◆ Activity:
The full listing must be reproduced exactly as given.

-- Working data follows --

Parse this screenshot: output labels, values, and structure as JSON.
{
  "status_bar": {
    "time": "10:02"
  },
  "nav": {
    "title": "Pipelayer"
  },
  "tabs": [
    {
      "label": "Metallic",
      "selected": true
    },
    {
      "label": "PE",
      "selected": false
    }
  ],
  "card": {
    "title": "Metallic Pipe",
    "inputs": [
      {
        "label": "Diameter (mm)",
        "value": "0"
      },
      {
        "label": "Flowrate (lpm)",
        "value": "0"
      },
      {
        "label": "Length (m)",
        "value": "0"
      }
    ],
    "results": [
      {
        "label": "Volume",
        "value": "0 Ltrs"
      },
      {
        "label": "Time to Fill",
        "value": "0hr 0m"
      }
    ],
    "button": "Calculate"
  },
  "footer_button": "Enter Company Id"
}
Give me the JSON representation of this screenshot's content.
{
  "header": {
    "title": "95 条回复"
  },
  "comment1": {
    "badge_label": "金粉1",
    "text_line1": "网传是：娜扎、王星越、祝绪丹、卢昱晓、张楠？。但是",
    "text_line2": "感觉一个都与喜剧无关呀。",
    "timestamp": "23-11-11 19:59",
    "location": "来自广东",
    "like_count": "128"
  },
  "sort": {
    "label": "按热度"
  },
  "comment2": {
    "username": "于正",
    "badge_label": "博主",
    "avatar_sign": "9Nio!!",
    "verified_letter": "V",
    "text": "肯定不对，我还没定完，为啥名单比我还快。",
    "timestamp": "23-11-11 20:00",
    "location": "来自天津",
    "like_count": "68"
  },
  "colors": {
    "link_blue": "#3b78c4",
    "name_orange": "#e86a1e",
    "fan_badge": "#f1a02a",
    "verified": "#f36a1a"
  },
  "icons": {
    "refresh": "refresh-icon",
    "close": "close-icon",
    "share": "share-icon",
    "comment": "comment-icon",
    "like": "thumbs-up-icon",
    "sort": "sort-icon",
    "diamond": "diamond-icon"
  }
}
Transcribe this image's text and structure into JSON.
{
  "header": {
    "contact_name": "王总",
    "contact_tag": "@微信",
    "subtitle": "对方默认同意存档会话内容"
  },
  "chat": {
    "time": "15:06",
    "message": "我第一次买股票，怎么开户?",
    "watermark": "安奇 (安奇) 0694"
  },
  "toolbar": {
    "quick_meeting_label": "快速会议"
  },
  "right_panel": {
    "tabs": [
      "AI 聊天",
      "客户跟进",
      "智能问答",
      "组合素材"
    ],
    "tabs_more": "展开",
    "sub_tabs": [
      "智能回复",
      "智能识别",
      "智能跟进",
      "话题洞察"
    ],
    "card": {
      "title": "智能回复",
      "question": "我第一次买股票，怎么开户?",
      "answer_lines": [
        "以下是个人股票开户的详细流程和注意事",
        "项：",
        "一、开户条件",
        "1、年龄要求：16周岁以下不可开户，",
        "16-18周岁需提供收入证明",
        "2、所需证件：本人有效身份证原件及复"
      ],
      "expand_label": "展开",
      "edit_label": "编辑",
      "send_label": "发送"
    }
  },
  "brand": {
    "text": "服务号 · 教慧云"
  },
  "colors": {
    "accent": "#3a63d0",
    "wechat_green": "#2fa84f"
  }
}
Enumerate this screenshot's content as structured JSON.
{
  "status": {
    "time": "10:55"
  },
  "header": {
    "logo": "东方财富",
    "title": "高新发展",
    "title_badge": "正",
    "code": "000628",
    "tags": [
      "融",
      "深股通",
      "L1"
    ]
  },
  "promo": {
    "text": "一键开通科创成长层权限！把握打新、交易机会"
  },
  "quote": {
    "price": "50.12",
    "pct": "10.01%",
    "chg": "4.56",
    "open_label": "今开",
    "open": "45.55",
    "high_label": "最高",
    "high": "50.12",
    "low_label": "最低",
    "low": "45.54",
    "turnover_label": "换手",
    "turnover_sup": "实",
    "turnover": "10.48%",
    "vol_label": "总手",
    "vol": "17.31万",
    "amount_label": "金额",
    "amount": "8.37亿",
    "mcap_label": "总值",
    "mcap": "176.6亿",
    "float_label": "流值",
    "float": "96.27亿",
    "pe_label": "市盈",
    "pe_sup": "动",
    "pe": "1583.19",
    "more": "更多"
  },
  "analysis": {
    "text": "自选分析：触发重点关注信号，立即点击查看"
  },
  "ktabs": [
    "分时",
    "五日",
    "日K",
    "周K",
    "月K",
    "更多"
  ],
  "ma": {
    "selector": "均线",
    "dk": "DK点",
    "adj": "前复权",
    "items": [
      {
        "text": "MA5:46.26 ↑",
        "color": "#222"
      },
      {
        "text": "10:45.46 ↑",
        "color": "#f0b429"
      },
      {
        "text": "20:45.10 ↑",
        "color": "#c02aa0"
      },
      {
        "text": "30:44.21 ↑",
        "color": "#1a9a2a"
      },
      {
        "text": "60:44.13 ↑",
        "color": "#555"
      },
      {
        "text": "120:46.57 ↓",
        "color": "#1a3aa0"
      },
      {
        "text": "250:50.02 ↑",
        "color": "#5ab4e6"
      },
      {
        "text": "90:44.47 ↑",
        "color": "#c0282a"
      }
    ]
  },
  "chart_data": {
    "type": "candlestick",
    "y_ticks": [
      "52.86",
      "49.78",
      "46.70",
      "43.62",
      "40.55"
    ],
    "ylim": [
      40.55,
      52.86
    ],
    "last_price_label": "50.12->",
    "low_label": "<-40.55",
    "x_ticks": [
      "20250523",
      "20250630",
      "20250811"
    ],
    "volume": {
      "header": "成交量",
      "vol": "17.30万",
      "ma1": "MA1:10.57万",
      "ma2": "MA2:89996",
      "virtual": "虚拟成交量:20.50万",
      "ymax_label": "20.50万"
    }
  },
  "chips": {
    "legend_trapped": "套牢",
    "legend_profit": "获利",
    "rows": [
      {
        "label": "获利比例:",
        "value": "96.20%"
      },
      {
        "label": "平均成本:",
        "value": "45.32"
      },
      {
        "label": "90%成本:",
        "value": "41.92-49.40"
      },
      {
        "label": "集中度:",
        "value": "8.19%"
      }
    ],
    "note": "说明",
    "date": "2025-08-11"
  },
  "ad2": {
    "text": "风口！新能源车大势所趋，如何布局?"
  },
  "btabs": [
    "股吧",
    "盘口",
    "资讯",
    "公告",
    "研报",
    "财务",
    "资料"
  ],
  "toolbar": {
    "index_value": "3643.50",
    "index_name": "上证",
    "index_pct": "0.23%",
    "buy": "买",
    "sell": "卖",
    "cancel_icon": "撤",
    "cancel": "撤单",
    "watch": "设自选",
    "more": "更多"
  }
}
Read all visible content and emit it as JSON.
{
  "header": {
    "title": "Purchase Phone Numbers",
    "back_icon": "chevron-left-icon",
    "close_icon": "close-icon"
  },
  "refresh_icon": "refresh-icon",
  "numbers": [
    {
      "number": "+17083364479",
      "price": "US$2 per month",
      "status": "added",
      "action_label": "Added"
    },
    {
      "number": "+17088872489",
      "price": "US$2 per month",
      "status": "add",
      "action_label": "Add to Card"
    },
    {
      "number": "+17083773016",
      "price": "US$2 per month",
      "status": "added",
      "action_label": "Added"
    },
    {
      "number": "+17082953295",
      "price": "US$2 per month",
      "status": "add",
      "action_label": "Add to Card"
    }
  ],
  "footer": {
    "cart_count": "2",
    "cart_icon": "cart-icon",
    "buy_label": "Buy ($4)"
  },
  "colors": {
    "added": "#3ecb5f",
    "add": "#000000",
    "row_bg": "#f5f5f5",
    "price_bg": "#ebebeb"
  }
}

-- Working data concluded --

◆ Solution to this problem:
Parse this screenshot: output labels, values, and structure as JSON.
{
  "status_bar": {
    "time": "10:02"
  },
  "nav": {
    "title": "Pipelayer"
  },
  "tabs": [
    {
      "label": "Metallic",
      "selected": true
    },
    {
      "label": "PE",
      "selected": false
    }
  ],
  "card": {
    "title": "Metallic Pipe",
    "inputs": [
      {
        "label": "Diameter (mm)",
        "value": "0"
      },
      {
        "label": "Flowrate (lpm)",
        "value": "0"
      },
      {
        "label": "Length (m)",
        "value": "0"
      }
    ],
    "results": [
      {
        "label": "Volume",
        "value": "0 Ltrs"
      },
      {
        "label": "Time to Fill",
        "value": "0hr 0m"
      }
    ],
    "button": "Calculate"
  },
  "footer_button": "Enter Company Id"
}
Give me the JSON representation of this screenshot's content.
{
  "header": {
    "title": "95 条回复"
  },
  "comment1": {
    "badge_label": "金粉1",
    "text_line1": "网传是：娜扎、王星越、祝绪丹、卢昱晓、张楠？。但是",
    "text_line2": "感觉一个都与喜剧无关呀。",
    "timestamp": "23-11-11 19:59",
    "location": "来自广东",
    "like_count": "128"
  },
  "sort": {
    "label": "按热度"
  },
  "comment2": {
    "username": "于正",
    "badge_label": "博主",
    "avatar_sign": "9Nio!!",
    "verified_letter": "V",
    "text": "肯定不对，我还没定完，为啥名单比我还快。",
    "timestamp": "23-11-11 20:00",
    "location": "来自天津",
    "like_count": "68"
  },
  "colors": {
    "link_blue": "#3b78c4",
    "name_orange": "#e86a1e",
    "fan_badge": "#f1a02a",
    "verified": "#f36a1a"
  },
  "icons": {
    "refresh": "refresh-icon",
    "close": "close-icon",
    "share": "share-icon",
    "comment": "comment-icon",
    "like": "thumbs-up-icon",
    "sort": "sort-icon",
    "diamond": "diamond-icon"
  }
}
Transcribe this image's text and structure into JSON.
{
  "header": {
    "contact_name": "王总",
    "contact_tag": "@微信",
    "subtitle": "对方默认同意存档会话内容"
  },
  "chat": {
    "time": "15:06",
    "message": "我第一次买股票，怎么开户?",
    "watermark": "安奇 (安奇) 0694"
  },
  "toolbar": {
    "quick_meeting_label": "快速会议"
  },
  "right_panel": {
    "tabs": [
      "AI 聊天",
      "客户跟进",
      "智能问答",
      "组合素材"
    ],
    "tabs_more": "展开",
    "sub_tabs": [
      "智能回复",
      "智能识别",
      "智能跟进",
      "话题洞察"
    ],
    "card": {
      "title": "智能回复",
      "question": "我第一次买股票，怎么开户?",
      "answer_lines": [
        "以下是个人股票开户的详细流程和注意事",
        "项：",
        "一、开户条件",
        "1、年龄要求：16周岁以下不可开户，",
        "16-18周岁需提供收入证明",
        "2、所需证件：本人有效身份证原件及复"
      ],
      "expand_label": "展开",
      "edit_label": "编辑",
      "send_label": "发送"
    }
  },
  "brand": {
    "text": "服务号 · 教慧云"
  },
  "colors": {
    "accent": "#3a63d0",
    "wechat_green": "#2fa84f"
  }
}
Enumerate this screenshot's content as structured JSON.
{
  "status": {
    "time": "10:55"
  },
  "header": {
    "logo": "东方财富",
    "title": "高新发展",
    "title_badge": "正",
    "code": "000628",
    "tags": [
      "融",
      "深股通",
      "L1"
    ]
  },
  "promo": {
    "text": "一键开通科创成长层权限！把握打新、交易机会"
  },
  "quote": {
    "price": "50.12",
    "pct": "10.01%",
    "chg": "4.56",
    "open_label": "今开",
    "open": "45.55",
    "high_label": "最高",
    "high": "50.12",
    "low_label": "最低",
    "low": "45.54",
    "turnover_label": "换手",
    "turnover_sup": "实",
    "turnover": "10.48%",
    "vol_label": "总手",
    "vol": "17.31万",
    "amount_label": "金额",
    "amount": "8.37亿",
    "mcap_label": "总值",
    "mcap": "176.6亿",
    "float_label": "流值",
    "float": "96.27亿",
    "pe_label": "市盈",
    "pe_sup": "动",
    "pe": "1583.19",
    "more": "更多"
  },
  "analysis": {
    "text": "自选分析：触发重点关注信号，立即点击查看"
  },
  "ktabs": [
    "分时",
    "五日",
    "日K",
    "周K",
    "月K",
    "更多"
  ],
  "ma": {
    "selector": "均线",
    "dk": "DK点",
    "adj": "前复权",
    "items": [
      {
        "text": "MA5:46.26 ↑",
        "color": "#222"
      },
      {
        "text": "10:45.46 ↑",
        "color": "#f0b429"
      },
      {
        "text": "20:45.10 ↑",
        "color": "#c02aa0"
      },
      {
        "text": "30:44.21 ↑",
        "color": "#1a9a2a"
      },
      {
        "text": "60:44.13 ↑",
        "color": "#555"
      },
      {
        "text": "120:46.57 ↓",
        "color": "#1a3aa0"
      },
      {
        "text": "250:50.02 ↑",
        "color": "#5ab4e6"
      },
      {
        "text": "90:44.47 ↑",
        "color": "#c0282a"
      }
    ]
  },
  "chart_data": {
    "type": "candlestick",
    "y_ticks": [
      "52.86",
      "49.78",
      "46.70",
      "43.62",
      "40.55"
    ],
    "ylim": [
      40.55,
      52.86
    ],
    "last_price_label": "50.12->",
    "low_label": "<-40.55",
    "x_ticks": [
      "20250523",
      "20250630",
      "20250811"
    ],
    "volume": {
      "header": "成交量",
      "vol": "17.30万",
      "ma1": "MA1:10.57万",
      "ma2": "MA2:89996",
      "virtual": "虚拟成交量:20.50万",
      "ymax_label": "20.50万"
    }
  },
  "chips": {
    "legend_trapped": "套牢",
    "legend_profit": "获利",
    "rows": [
      {
        "label": "获利比例:",
        "value": "96.20%"
      },
      {
        "label": "平均成本:",
        "value": "45.32"
      },
      {
        "label": "90%成本:",
        "value": "41.92-49.40"
      },
      {
        "label": "集中度:",
        "value": "8.19%"
      }
    ],
    "note": "说明",
    "date": "2025-08-11"
  },
  "ad2": {
    "text": "风口！新能源车大势所趋，如何布局?"
  },
  "btabs": [
    "股吧",
    "盘口",
    "资讯",
    "公告",
    "研报",
    "财务",
    "资料"
  ],
  "toolbar": {
    "index_value": "3643.50",
    "index_name": "上证",
    "index_pct": "0.23%",
    "buy": "买",
    "sell": "卖",
    "cancel_icon": "撤",
    "cancel": "撤单",
    "watch": "设自选",
    "more": "更多"
  }
}
Read all visible content and emit it as JSON.
{
  "header": {
    "title": "Purchase Phone Numbers",
    "back_icon": "chevron-left-icon",
    "close_icon": "close-icon"
  },
  "refresh_icon": "refresh-icon",
  "numbers": [
    {
      "number": "+17083364479",
      "price": "US$2 per month",
      "status": "added",
      "action_label": "Added"
    },
    {
      "number": "+17088872489",
      "price": "US$2 per month",
      "status": "add",
      "action_label": "Add to Card"
    },
    {
      "number": "+17083773016",
      "price": "US$2 per month",
      "status": "added",
      "action_label": "Added"
    },
    {
      "number": "+17082953295",
      "price": "US$2 per month",
      "status": "add",
      "action_label": "Add to Card"
    }
  ],
  "footer": {
    "cart_count": "2",
    "cart_icon": "cart-icon",
    "buy_label": "Buy ($4)"
  },
  "colors": {
    "added": "#3ecb5f",
    "add": "#000000",
    "row_bg": "#f5f5f5",
    "price_bg": "#ebebeb"
  }
}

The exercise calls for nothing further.